▶ **Assignment**: State how many lines of the entries hold the string "批量下单". Reply with the number alone.

▶ **Data**:
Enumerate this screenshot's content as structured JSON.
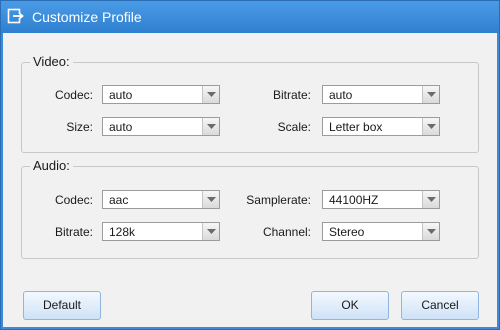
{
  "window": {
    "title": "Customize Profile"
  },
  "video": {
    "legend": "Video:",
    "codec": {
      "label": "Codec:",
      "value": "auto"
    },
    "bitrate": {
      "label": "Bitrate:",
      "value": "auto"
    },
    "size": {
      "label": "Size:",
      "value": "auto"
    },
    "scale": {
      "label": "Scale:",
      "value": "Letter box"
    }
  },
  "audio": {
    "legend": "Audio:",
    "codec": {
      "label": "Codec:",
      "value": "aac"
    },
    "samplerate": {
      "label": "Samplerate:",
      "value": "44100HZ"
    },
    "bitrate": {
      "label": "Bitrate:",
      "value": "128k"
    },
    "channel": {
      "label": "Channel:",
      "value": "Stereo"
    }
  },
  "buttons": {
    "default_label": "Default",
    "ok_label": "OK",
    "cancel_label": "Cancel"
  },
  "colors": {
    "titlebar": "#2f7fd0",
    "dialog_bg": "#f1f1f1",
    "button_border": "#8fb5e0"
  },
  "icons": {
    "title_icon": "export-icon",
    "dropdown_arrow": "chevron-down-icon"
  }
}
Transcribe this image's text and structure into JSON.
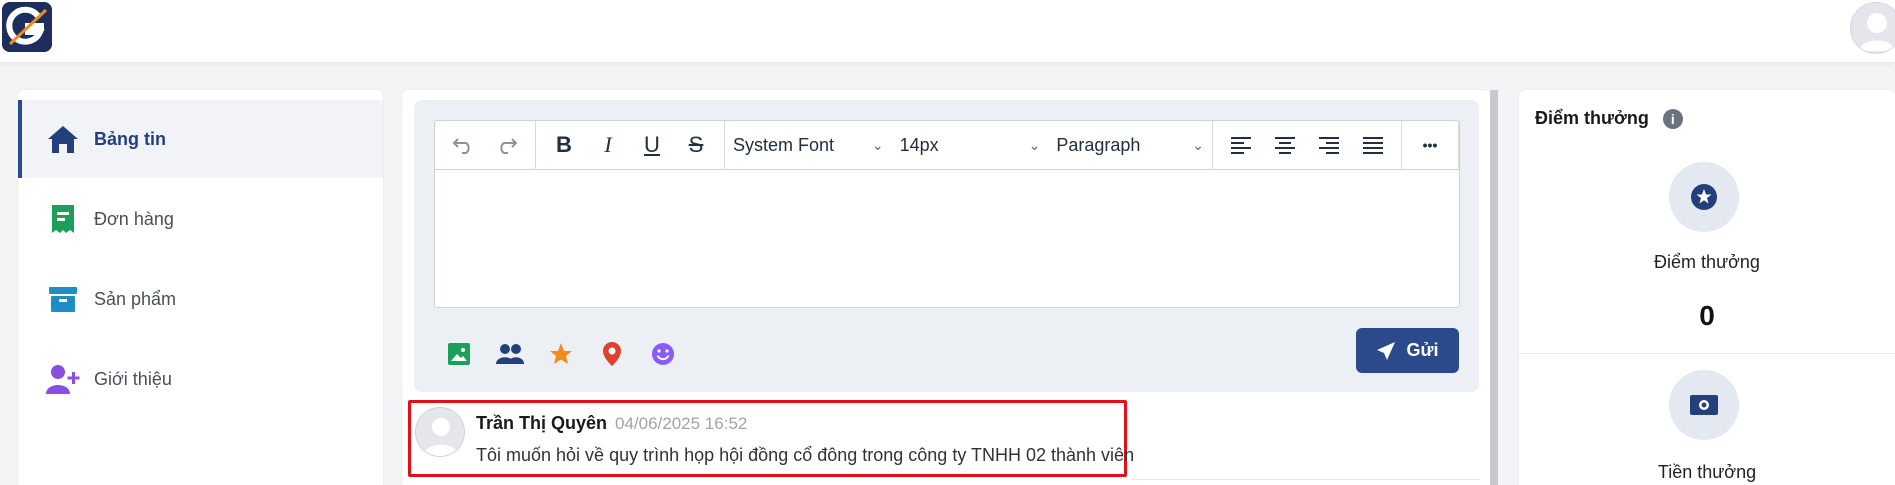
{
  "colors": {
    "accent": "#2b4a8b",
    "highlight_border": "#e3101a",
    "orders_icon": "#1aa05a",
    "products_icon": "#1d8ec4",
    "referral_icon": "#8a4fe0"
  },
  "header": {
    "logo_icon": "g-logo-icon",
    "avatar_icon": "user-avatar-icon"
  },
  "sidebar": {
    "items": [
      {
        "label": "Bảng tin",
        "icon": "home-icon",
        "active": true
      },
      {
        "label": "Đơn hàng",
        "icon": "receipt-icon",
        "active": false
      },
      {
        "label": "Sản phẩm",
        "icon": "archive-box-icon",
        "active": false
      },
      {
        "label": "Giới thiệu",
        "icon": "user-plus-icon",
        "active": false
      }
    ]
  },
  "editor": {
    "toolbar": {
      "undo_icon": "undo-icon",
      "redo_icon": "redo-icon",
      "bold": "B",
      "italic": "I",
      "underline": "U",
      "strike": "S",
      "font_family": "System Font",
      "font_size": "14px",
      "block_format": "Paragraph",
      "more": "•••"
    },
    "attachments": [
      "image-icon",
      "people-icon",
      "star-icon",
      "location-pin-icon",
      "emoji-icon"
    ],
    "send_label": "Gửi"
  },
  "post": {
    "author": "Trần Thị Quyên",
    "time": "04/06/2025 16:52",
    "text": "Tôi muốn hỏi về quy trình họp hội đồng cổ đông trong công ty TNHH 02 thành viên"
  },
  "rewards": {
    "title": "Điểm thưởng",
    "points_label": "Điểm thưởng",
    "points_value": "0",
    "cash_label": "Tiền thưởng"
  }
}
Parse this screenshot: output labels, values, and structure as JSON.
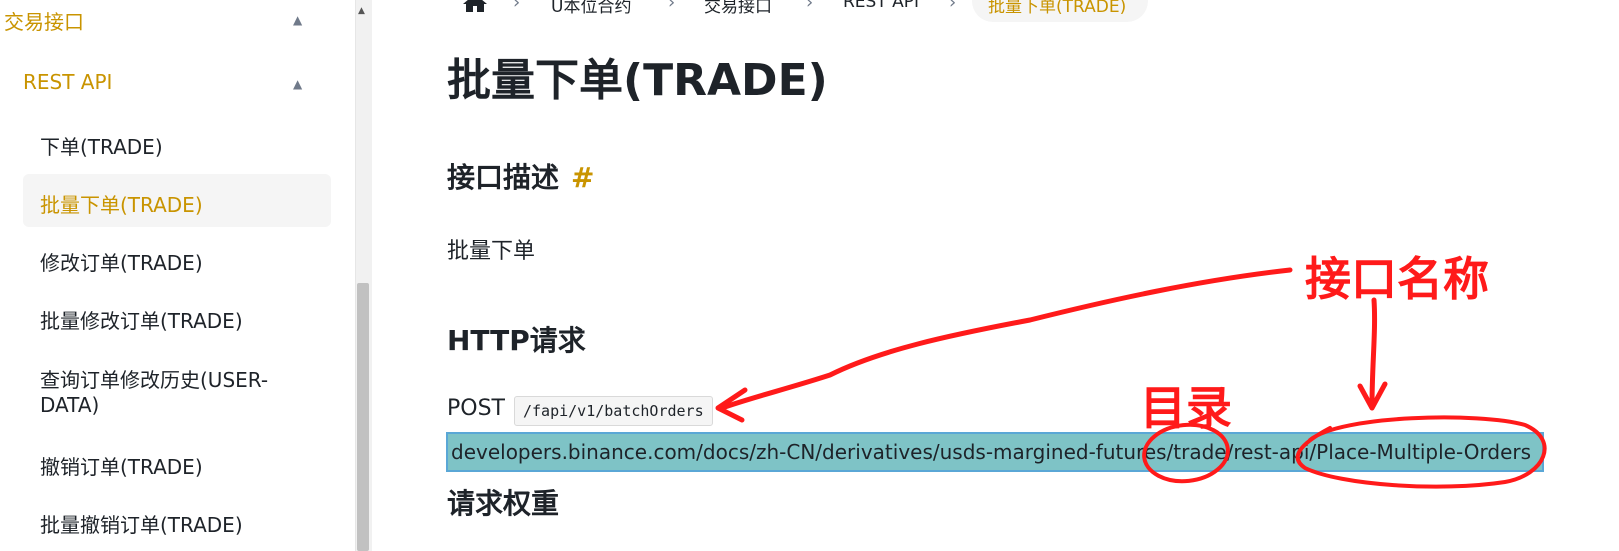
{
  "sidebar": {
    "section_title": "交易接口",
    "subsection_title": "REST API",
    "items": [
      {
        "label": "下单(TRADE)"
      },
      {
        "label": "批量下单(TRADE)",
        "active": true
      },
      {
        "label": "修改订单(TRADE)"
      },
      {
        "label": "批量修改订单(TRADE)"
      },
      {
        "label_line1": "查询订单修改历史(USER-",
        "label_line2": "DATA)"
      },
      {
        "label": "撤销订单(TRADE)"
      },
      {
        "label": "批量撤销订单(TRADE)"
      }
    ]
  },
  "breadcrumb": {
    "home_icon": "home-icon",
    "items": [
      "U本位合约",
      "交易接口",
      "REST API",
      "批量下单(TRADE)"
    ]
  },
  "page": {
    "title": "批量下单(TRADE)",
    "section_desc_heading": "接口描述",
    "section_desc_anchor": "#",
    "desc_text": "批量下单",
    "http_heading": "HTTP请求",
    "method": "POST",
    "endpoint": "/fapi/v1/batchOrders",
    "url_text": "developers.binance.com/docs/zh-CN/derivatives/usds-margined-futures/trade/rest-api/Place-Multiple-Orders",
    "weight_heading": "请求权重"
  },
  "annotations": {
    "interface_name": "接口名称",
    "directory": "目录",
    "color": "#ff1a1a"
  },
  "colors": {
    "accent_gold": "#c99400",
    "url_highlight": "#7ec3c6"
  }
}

▶ **Exercise output**: 4